TASK BRIEF - Collect from the data below each line with "content".

═══ INPUT RECORDS ═══

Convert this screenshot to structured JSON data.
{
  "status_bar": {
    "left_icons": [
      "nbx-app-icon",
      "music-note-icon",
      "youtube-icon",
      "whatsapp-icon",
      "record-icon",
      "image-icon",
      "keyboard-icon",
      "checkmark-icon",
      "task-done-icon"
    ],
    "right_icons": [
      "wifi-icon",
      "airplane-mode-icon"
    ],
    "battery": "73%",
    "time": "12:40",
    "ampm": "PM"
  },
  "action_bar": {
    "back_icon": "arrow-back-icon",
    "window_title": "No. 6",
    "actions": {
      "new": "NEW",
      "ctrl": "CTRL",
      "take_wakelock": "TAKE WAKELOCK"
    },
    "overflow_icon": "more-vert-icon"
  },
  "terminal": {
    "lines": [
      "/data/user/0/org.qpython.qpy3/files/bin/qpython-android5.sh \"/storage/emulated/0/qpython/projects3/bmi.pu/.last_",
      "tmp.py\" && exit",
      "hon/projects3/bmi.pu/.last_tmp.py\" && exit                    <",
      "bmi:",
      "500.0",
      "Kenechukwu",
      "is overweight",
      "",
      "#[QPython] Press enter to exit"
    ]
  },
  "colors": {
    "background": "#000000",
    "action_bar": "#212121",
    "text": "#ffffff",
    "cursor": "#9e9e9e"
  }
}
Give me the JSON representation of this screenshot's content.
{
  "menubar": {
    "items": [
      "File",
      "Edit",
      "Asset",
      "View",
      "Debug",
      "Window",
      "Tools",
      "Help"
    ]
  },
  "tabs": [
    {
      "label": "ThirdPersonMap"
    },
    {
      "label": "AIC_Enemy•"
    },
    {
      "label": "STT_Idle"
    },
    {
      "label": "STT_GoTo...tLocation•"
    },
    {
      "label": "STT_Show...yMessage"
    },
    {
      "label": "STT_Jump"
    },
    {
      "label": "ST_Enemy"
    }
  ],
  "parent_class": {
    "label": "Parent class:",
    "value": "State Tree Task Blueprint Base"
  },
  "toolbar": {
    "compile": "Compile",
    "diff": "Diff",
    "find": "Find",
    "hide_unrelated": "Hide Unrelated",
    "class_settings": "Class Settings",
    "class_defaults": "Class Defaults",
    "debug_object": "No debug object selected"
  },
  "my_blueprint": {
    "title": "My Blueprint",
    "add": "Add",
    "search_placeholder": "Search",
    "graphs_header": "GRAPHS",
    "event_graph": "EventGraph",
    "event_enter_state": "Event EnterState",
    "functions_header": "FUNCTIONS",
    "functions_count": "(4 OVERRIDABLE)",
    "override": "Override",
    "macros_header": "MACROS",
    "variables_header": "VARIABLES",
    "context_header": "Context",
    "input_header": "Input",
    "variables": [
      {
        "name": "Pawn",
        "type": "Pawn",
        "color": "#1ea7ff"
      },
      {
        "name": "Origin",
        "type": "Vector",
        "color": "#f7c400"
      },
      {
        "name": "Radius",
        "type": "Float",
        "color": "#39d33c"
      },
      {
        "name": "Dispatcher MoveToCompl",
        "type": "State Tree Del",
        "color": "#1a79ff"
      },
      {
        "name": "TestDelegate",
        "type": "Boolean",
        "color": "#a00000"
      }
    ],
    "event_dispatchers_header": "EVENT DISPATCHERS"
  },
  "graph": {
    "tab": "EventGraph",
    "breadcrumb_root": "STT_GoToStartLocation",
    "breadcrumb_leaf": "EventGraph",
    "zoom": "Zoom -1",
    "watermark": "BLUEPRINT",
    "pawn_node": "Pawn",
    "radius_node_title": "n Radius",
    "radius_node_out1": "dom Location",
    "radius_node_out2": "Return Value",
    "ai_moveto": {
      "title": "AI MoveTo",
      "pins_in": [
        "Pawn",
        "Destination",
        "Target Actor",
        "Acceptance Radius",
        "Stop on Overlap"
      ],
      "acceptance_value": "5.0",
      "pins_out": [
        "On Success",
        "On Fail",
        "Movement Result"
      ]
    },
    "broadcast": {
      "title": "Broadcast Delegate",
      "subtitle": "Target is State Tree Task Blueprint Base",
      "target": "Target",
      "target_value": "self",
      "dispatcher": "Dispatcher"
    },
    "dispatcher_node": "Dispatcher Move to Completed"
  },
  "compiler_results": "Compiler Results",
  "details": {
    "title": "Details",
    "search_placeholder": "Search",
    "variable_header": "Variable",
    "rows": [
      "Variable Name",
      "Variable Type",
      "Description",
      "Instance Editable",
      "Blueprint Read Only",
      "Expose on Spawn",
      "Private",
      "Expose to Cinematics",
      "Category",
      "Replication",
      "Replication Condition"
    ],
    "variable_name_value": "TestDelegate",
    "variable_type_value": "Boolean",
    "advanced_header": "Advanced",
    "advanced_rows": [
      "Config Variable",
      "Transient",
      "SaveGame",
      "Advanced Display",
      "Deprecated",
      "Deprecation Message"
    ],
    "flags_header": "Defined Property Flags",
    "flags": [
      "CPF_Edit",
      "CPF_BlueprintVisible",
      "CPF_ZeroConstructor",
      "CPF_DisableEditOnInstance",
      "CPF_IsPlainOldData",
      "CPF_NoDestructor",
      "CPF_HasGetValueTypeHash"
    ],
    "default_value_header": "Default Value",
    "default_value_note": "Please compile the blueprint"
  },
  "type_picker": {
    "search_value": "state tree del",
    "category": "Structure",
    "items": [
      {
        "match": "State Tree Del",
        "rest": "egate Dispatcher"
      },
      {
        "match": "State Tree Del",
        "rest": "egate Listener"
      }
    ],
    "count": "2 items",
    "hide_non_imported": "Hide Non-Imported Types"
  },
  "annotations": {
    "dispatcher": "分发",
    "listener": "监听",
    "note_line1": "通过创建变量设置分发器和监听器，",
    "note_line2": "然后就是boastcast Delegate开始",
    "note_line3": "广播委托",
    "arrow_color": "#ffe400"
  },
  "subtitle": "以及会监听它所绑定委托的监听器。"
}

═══
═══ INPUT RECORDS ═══

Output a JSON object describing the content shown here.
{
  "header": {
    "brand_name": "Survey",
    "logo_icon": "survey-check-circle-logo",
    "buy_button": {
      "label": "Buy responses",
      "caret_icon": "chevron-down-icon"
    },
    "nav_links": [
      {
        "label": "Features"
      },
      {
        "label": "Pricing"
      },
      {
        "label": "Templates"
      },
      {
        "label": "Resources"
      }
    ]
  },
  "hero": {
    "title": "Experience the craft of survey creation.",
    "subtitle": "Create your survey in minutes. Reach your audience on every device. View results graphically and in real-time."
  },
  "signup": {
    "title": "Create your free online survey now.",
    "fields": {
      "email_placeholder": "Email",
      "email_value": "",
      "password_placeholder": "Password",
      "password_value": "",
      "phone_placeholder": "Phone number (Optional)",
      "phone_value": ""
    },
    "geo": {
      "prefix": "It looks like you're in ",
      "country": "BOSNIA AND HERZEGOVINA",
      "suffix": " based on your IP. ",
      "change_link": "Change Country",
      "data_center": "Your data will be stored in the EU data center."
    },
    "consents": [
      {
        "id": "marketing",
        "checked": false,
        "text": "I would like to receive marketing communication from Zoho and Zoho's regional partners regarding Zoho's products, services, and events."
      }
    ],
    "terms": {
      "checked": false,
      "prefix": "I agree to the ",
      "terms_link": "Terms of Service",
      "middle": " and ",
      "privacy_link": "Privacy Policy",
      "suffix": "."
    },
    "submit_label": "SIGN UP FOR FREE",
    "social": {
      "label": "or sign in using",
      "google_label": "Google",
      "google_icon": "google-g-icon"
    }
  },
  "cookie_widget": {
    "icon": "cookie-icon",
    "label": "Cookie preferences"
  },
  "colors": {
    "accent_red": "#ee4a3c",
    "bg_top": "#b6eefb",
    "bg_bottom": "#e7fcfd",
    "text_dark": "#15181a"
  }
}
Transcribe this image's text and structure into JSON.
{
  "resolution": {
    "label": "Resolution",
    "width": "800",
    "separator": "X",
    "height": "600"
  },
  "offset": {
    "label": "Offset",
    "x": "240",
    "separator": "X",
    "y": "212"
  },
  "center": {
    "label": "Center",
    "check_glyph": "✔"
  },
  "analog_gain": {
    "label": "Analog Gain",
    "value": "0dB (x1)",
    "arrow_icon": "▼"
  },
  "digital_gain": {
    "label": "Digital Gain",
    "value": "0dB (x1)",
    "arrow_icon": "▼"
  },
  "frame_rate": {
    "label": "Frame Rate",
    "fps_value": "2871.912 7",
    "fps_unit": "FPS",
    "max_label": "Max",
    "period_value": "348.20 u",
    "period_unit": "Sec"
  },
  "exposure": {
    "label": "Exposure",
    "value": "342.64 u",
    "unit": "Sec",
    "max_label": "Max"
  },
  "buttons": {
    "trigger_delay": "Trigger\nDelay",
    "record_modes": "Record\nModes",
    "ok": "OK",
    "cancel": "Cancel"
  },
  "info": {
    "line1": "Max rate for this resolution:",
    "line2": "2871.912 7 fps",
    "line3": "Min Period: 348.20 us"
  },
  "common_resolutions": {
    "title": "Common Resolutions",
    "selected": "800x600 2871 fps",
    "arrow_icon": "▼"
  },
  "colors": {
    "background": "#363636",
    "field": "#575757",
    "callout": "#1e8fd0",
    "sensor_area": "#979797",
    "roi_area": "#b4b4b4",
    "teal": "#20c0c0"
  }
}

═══

TASK SOLUTION -
Give me the JSON representation of this screenshot's content.
Output a JSON object describing the content shown here.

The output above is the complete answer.